• **Exercise description**
Starting at the first line below, copy through to the last line exactly.

• **Exercise inputs**
>>>>>
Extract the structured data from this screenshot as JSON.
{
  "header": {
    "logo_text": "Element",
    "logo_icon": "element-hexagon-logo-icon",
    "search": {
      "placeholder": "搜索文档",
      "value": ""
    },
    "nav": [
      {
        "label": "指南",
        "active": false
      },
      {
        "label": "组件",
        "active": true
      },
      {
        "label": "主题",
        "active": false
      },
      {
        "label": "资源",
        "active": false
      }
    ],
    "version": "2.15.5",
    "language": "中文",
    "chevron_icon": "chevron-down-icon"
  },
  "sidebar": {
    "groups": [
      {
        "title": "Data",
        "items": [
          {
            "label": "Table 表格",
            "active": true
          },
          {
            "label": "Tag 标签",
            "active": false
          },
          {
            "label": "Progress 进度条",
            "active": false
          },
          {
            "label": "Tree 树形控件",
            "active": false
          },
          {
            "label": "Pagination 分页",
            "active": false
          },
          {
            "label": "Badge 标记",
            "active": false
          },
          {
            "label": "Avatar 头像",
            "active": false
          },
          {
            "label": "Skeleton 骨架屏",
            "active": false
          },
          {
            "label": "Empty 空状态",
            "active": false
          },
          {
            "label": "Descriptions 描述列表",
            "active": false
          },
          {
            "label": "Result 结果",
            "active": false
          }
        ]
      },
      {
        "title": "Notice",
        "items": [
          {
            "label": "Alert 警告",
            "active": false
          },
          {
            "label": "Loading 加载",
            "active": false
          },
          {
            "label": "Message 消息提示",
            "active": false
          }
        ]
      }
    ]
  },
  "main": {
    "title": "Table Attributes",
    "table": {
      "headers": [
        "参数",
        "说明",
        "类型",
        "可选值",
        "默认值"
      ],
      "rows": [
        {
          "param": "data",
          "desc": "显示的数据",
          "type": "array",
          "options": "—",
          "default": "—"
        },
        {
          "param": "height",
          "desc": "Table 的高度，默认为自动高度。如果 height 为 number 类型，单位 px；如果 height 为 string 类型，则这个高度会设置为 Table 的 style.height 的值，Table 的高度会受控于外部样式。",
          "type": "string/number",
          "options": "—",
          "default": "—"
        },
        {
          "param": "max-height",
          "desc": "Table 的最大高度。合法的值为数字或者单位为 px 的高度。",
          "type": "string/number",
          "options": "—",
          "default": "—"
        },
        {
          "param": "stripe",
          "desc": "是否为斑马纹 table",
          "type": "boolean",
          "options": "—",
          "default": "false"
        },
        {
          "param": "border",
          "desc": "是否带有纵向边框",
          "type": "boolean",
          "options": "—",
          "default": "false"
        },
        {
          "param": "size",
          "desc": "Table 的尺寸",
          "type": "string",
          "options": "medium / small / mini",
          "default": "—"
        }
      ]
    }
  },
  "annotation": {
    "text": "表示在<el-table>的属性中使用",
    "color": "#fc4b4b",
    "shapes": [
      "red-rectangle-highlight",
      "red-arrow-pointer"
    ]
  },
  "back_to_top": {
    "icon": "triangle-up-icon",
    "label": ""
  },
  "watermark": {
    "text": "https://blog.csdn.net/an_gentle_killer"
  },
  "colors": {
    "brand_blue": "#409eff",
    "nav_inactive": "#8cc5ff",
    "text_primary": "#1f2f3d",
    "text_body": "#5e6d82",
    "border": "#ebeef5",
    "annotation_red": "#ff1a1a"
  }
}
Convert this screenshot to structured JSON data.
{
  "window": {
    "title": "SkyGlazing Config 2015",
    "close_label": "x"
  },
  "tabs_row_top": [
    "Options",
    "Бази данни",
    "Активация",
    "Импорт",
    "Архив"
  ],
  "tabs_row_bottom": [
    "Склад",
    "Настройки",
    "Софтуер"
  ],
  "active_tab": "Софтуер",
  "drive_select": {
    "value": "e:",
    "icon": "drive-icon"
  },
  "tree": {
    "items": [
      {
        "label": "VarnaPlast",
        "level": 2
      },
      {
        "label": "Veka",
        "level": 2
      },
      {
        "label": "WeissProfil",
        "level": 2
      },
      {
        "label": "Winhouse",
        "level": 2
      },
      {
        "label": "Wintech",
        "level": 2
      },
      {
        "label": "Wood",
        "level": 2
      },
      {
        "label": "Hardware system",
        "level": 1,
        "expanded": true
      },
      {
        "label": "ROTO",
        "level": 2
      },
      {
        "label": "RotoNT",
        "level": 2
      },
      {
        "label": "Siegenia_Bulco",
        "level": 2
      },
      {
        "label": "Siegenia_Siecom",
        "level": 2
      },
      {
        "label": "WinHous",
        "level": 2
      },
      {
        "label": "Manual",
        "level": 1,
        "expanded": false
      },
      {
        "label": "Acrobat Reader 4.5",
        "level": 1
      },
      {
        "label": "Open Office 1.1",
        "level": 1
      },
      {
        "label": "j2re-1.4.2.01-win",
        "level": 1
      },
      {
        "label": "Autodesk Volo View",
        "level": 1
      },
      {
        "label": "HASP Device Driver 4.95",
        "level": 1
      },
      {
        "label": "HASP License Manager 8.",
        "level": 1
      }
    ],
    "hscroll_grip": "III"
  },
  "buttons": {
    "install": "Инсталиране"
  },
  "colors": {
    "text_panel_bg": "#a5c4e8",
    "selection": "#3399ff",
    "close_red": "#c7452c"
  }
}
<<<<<
• **Your solution**
Extract the structured data from this screenshot as JSON.
{
  "header": {
    "logo_text": "Element",
    "logo_icon": "element-hexagon-logo-icon",
    "search": {
      "placeholder": "搜索文档",
      "value": ""
    },
    "nav": [
      {
        "label": "指南",
        "active": false
      },
      {
        "label": "组件",
        "active": true
      },
      {
        "label": "主题",
        "active": false
      },
      {
        "label": "资源",
        "active": false
      }
    ],
    "version": "2.15.5",
    "language": "中文",
    "chevron_icon": "chevron-down-icon"
  },
  "sidebar": {
    "groups": [
      {
        "title": "Data",
        "items": [
          {
            "label": "Table 表格",
            "active": true
          },
          {
            "label": "Tag 标签",
            "active": false
          },
          {
            "label": "Progress 进度条",
            "active": false
          },
          {
            "label": "Tree 树形控件",
            "active": false
          },
          {
            "label": "Pagination 分页",
            "active": false
          },
          {
            "label": "Badge 标记",
            "active": false
          },
          {
            "label": "Avatar 头像",
            "active": false
          },
          {
            "label": "Skeleton 骨架屏",
            "active": false
          },
          {
            "label": "Empty 空状态",
            "active": false
          },
          {
            "label": "Descriptions 描述列表",
            "active": false
          },
          {
            "label": "Result 结果",
            "active": false
          }
        ]
      },
      {
        "title": "Notice",
        "items": [
          {
            "label": "Alert 警告",
            "active": false
          },
          {
            "label": "Loading 加载",
            "active": false
          },
          {
            "label": "Message 消息提示",
            "active": false
          }
        ]
      }
    ]
  },
  "main": {
    "title": "Table Attributes",
    "table": {
      "headers": [
        "参数",
        "说明",
        "类型",
        "可选值",
        "默认值"
      ],
      "rows": [
        {
          "param": "data",
          "desc": "显示的数据",
          "type": "array",
          "options": "—",
          "default": "—"
        },
        {
          "param": "height",
          "desc": "Table 的高度，默认为自动高度。如果 height 为 number 类型，单位 px；如果 height 为 string 类型，则这个高度会设置为 Table 的 style.height 的值，Table 的高度会受控于外部样式。",
          "type": "string/number",
          "options": "—",
          "default": "—"
        },
        {
          "param": "max-height",
          "desc": "Table 的最大高度。合法的值为数字或者单位为 px 的高度。",
          "type": "string/number",
          "options": "—",
          "default": "—"
        },
        {
          "param": "stripe",
          "desc": "是否为斑马纹 table",
          "type": "boolean",
          "options": "—",
          "default": "false"
        },
        {
          "param": "border",
          "desc": "是否带有纵向边框",
          "type": "boolean",
          "options": "—",
          "default": "false"
        },
        {
          "param": "size",
          "desc": "Table 的尺寸",
          "type": "string",
          "options": "medium / small / mini",
          "default": "—"
        }
      ]
    }
  },
  "annotation": {
    "text": "表示在<el-table>的属性中使用",
    "color": "#fc4b4b",
    "shapes": [
      "red-rectangle-highlight",
      "red-arrow-pointer"
    ]
  },
  "back_to_top": {
    "icon": "triangle-up-icon",
    "label": ""
  },
  "watermark": {
    "text": "https://blog.csdn.net/an_gentle_killer"
  },
  "colors": {
    "brand_blue": "#409eff",
    "nav_inactive": "#8cc5ff",
    "text_primary": "#1f2f3d",
    "text_body": "#5e6d82",
    "border": "#ebeef5",
    "annotation_red": "#ff1a1a"
  }
}
Convert this screenshot to structured JSON data.
{
  "window": {
    "title": "SkyGlazing Config 2015",
    "close_label": "x"
  },
  "tabs_row_top": [
    "Options",
    "Бази данни",
    "Активация",
    "Импорт",
    "Архив"
  ],
  "tabs_row_bottom": [
    "Склад",
    "Настройки",
    "Софтуер"
  ],
  "active_tab": "Софтуер",
  "drive_select": {
    "value": "e:",
    "icon": "drive-icon"
  },
  "tree": {
    "items": [
      {
        "label": "VarnaPlast",
        "level": 2
      },
      {
        "label": "Veka",
        "level": 2
      },
      {
        "label": "WeissProfil",
        "level": 2
      },
      {
        "label": "Winhouse",
        "level": 2
      },
      {
        "label": "Wintech",
        "level": 2
      },
      {
        "label": "Wood",
        "level": 2
      },
      {
        "label": "Hardware system",
        "level": 1,
        "expanded": true
      },
      {
        "label": "ROTO",
        "level": 2
      },
      {
        "label": "RotoNT",
        "level": 2
      },
      {
        "label": "Siegenia_Bulco",
        "level": 2
      },
      {
        "label": "Siegenia_Siecom",
        "level": 2
      },
      {
        "label": "WinHous",
        "level": 2
      },
      {
        "label": "Manual",
        "level": 1,
        "expanded": false
      },
      {
        "label": "Acrobat Reader 4.5",
        "level": 1
      },
      {
        "label": "Open Office 1.1",
        "level": 1
      },
      {
        "label": "j2re-1.4.2.01-win",
        "level": 1
      },
      {
        "label": "Autodesk Volo View",
        "level": 1
      },
      {
        "label": "HASP Device Driver 4.95",
        "level": 1
      },
      {
        "label": "HASP License Manager 8.",
        "level": 1
      }
    ],
    "hscroll_grip": "III"
  },
  "buttons": {
    "install": "Инсталиране"
  },
  "colors": {
    "text_panel_bg": "#a5c4e8",
    "selection": "#3399ff",
    "close_red": "#c7452c"
  }
}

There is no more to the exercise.